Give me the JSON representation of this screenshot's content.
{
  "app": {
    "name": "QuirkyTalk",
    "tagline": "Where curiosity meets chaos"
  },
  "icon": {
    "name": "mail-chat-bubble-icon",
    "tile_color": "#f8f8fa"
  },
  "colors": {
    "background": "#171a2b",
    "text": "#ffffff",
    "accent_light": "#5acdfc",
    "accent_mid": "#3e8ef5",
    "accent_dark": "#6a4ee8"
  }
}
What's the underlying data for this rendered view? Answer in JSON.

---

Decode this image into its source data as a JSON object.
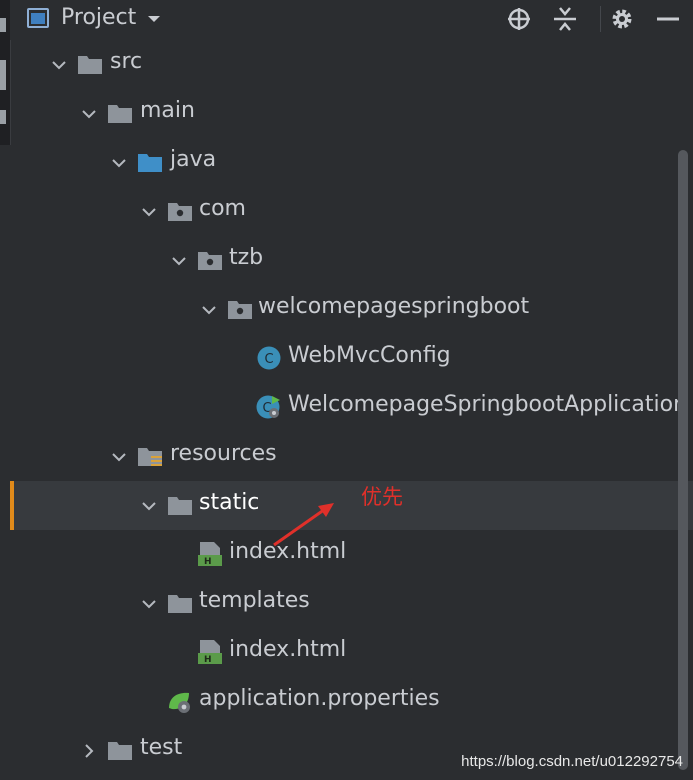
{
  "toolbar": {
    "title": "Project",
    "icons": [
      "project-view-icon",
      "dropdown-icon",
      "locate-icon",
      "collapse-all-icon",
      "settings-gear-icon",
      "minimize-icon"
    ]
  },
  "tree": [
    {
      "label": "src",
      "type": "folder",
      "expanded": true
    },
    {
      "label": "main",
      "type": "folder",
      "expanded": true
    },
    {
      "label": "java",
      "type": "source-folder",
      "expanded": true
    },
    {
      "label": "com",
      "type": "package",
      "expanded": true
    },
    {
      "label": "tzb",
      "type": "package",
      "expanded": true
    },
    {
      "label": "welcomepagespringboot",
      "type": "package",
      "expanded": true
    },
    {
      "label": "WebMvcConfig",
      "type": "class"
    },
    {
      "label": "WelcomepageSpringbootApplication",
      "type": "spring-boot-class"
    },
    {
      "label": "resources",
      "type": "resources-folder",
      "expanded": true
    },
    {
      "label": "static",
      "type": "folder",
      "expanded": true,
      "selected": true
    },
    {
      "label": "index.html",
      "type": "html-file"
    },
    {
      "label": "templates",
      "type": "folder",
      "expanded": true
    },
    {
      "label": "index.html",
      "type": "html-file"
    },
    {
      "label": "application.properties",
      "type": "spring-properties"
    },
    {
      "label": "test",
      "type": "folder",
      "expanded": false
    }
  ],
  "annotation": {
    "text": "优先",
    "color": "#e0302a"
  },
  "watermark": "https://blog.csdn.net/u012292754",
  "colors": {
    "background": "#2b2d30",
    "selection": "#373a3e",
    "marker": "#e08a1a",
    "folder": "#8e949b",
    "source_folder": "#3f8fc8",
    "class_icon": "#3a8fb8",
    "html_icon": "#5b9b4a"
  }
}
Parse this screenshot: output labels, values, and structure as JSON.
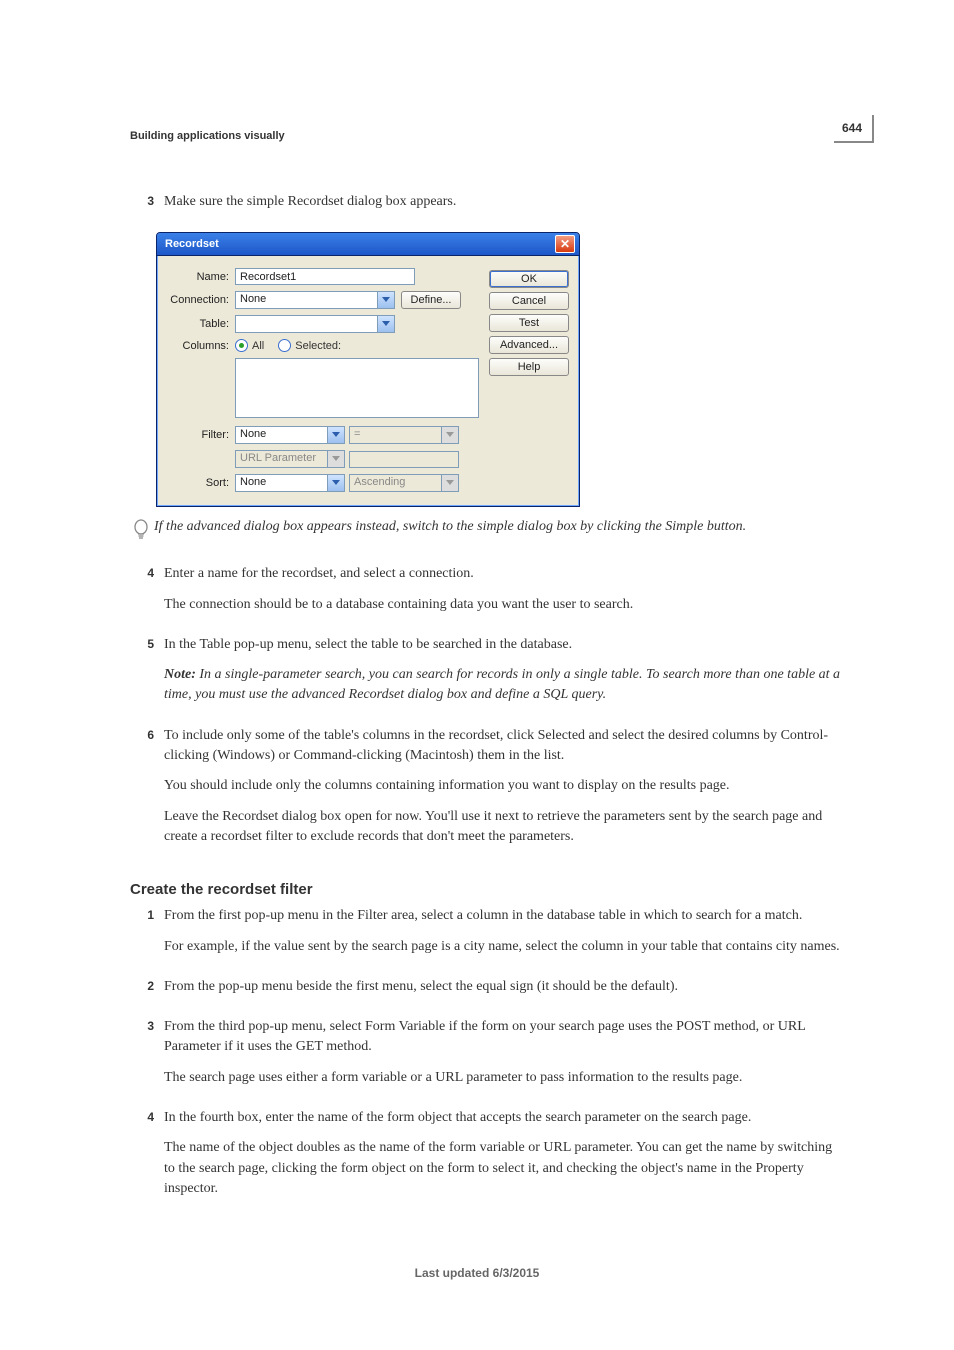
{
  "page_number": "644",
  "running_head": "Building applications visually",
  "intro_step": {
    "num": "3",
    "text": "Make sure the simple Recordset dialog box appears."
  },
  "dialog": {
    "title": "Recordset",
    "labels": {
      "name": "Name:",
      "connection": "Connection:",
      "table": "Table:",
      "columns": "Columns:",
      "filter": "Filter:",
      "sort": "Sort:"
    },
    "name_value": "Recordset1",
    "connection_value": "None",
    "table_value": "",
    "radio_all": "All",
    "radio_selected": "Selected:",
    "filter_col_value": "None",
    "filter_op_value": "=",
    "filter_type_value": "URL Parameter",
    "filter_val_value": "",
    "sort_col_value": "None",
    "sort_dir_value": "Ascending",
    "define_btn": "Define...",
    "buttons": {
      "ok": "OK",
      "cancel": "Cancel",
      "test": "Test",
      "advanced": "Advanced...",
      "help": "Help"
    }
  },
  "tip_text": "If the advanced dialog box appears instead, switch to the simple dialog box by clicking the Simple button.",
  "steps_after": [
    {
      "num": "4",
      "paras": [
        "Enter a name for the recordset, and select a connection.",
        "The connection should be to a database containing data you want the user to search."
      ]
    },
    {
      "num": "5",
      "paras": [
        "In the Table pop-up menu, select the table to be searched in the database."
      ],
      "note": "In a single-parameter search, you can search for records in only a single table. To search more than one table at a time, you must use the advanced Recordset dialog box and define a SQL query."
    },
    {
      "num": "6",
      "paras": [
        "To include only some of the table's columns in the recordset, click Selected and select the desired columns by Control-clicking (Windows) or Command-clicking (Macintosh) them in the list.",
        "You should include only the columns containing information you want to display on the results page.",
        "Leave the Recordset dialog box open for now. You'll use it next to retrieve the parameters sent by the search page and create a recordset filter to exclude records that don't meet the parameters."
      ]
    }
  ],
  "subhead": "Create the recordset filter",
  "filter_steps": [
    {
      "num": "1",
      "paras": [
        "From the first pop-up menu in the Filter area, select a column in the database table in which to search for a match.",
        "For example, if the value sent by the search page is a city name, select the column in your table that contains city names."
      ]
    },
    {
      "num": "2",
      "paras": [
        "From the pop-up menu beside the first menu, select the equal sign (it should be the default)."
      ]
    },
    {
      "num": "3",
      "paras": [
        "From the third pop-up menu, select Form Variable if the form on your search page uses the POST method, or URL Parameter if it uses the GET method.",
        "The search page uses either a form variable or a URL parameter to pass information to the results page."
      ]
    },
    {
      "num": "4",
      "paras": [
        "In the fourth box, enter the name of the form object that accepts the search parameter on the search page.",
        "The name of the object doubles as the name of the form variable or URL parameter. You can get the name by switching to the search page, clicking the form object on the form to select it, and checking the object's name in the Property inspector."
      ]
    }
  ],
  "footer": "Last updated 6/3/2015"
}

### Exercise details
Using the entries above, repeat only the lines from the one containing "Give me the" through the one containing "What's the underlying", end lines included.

### Your solution
Give me the JSON representation of this screenshot's content.
{
  "app": {
    "name": "QuirkyTalk",
    "tagline": "Where curiosity meets chaos"
  },
  "icon": {
    "name": "mail-chat-bubble-icon",
    "tile_color": "#f8f8fa"
  },
  "colors": {
    "background": "#171a2b",
    "text": "#ffffff",
    "accent_light": "#5acdfc",
    "accent_mid": "#3e8ef5",
    "accent_dark": "#6a4ee8"
  }
}
What's the underlying data for this rendered view? Answer in JSON.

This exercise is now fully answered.